START Supplied information

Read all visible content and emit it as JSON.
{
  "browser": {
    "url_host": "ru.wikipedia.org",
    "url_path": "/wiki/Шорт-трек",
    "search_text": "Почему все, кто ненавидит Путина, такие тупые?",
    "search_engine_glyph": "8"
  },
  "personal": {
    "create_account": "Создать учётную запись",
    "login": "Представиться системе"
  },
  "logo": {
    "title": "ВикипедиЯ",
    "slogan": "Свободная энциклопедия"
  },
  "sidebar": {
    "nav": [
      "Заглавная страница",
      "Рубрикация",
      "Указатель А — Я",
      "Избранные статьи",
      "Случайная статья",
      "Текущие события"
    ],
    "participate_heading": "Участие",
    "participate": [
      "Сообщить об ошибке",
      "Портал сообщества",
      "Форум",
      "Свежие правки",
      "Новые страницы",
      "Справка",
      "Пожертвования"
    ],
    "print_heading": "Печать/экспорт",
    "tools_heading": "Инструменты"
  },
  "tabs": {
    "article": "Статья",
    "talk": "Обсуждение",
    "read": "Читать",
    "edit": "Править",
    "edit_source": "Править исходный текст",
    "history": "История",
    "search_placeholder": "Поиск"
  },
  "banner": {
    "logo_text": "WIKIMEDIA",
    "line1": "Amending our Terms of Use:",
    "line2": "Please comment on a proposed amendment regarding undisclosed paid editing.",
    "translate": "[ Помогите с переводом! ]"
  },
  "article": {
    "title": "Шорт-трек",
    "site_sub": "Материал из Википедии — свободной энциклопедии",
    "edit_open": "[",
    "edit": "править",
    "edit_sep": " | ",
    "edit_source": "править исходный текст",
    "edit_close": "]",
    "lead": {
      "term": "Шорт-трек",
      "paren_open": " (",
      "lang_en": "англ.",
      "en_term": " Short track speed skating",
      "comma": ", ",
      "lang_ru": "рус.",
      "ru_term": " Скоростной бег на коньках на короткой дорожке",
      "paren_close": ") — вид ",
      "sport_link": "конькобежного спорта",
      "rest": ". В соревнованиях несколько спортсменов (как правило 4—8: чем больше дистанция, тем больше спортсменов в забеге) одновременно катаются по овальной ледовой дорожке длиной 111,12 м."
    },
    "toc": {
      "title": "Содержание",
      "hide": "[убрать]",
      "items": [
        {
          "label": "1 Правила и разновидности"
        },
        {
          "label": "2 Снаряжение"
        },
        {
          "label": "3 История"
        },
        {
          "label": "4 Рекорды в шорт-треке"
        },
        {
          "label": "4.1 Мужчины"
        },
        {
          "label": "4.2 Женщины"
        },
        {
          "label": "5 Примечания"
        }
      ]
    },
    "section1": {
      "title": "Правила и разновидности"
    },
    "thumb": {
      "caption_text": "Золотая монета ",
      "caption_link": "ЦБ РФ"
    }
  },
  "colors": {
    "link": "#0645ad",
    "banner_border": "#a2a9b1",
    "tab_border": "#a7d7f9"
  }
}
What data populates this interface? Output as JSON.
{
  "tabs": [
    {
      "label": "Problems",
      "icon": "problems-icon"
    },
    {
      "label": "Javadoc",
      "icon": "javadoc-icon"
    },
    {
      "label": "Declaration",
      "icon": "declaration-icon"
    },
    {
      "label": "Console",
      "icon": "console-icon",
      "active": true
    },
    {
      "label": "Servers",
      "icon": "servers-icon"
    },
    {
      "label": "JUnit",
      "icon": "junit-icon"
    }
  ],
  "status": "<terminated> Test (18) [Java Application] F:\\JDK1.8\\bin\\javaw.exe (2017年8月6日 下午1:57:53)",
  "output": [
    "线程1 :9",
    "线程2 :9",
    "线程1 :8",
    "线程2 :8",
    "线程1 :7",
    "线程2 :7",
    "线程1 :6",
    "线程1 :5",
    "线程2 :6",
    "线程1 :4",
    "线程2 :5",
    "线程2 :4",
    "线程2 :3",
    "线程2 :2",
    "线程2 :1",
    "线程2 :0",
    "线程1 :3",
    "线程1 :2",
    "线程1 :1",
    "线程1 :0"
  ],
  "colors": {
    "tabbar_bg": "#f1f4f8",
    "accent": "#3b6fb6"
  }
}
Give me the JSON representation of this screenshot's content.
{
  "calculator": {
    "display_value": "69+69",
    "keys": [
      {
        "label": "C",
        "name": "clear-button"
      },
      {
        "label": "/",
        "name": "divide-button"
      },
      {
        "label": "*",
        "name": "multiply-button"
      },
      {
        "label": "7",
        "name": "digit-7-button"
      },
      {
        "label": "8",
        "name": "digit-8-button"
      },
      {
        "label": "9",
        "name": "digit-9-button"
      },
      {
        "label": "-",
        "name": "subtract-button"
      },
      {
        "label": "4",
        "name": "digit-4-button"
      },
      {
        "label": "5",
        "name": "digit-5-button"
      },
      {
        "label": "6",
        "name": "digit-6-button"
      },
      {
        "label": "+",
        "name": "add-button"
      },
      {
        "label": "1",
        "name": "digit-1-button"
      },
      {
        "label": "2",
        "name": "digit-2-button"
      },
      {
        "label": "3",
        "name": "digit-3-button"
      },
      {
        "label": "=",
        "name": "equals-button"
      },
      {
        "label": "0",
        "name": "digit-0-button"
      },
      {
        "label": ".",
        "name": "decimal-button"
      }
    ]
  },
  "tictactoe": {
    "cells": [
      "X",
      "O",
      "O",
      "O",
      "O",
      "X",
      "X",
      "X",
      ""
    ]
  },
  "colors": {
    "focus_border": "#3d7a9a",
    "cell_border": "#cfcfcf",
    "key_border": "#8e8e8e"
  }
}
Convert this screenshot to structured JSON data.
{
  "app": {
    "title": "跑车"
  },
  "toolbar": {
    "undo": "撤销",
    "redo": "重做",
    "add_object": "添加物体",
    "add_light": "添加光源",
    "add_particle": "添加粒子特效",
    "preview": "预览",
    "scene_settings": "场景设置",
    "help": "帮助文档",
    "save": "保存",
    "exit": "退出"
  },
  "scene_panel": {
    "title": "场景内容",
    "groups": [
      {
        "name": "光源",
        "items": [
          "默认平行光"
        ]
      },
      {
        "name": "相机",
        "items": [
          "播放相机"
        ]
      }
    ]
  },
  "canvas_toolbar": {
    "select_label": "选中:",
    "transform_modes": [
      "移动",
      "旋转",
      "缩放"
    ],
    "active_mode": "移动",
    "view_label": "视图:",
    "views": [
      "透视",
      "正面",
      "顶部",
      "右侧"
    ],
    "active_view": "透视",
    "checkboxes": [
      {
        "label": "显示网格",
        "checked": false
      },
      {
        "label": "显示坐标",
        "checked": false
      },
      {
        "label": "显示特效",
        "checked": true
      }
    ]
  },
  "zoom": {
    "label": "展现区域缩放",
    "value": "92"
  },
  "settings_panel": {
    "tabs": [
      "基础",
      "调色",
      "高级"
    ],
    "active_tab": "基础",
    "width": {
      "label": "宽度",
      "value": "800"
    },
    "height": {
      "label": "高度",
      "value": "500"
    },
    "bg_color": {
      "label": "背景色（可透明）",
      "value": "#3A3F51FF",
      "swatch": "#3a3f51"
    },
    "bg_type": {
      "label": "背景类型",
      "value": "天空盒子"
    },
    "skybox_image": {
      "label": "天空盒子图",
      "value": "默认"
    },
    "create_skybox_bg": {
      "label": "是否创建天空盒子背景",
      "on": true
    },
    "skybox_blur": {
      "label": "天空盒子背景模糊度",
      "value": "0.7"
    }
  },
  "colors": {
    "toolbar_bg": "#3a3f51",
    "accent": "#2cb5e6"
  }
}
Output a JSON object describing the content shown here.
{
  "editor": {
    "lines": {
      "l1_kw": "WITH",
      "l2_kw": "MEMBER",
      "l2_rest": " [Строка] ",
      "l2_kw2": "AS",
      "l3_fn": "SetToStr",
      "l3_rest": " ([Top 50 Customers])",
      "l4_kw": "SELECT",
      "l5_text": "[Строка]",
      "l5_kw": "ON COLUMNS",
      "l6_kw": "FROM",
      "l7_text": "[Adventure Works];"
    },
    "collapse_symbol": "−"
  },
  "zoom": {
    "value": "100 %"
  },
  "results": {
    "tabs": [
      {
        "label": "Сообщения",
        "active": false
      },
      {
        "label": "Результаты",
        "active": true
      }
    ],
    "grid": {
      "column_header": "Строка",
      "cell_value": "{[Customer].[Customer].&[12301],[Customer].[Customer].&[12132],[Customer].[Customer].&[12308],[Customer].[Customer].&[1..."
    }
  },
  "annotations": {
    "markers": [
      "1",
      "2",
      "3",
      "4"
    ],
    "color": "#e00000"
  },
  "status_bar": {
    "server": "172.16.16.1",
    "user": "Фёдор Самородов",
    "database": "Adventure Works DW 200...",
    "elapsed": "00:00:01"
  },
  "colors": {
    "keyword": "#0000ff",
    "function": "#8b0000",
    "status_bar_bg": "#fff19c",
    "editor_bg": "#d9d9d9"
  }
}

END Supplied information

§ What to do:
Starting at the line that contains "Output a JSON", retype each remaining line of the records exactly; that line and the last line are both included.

§ Output of the task:
Output a JSON object describing the content shown here.
{
  "editor": {
    "lines": {
      "l1_kw": "WITH",
      "l2_kw": "MEMBER",
      "l2_rest": " [Строка] ",
      "l2_kw2": "AS",
      "l3_fn": "SetToStr",
      "l3_rest": " ([Top 50 Customers])",
      "l4_kw": "SELECT",
      "l5_text": "[Строка]",
      "l5_kw": "ON COLUMNS",
      "l6_kw": "FROM",
      "l7_text": "[Adventure Works];"
    },
    "collapse_symbol": "−"
  },
  "zoom": {
    "value": "100 %"
  },
  "results": {
    "tabs": [
      {
        "label": "Сообщения",
        "active": false
      },
      {
        "label": "Результаты",
        "active": true
      }
    ],
    "grid": {
      "column_header": "Строка",
      "cell_value": "{[Customer].[Customer].&[12301],[Customer].[Customer].&[12132],[Customer].[Customer].&[12308],[Customer].[Customer].&[1..."
    }
  },
  "annotations": {
    "markers": [
      "1",
      "2",
      "3",
      "4"
    ],
    "color": "#e00000"
  },
  "status_bar": {
    "server": "172.16.16.1",
    "user": "Фёдор Самородов",
    "database": "Adventure Works DW 200...",
    "elapsed": "00:00:01"
  },
  "colors": {
    "keyword": "#0000ff",
    "function": "#8b0000",
    "status_bar_bg": "#fff19c",
    "editor_bg": "#d9d9d9"
  }
}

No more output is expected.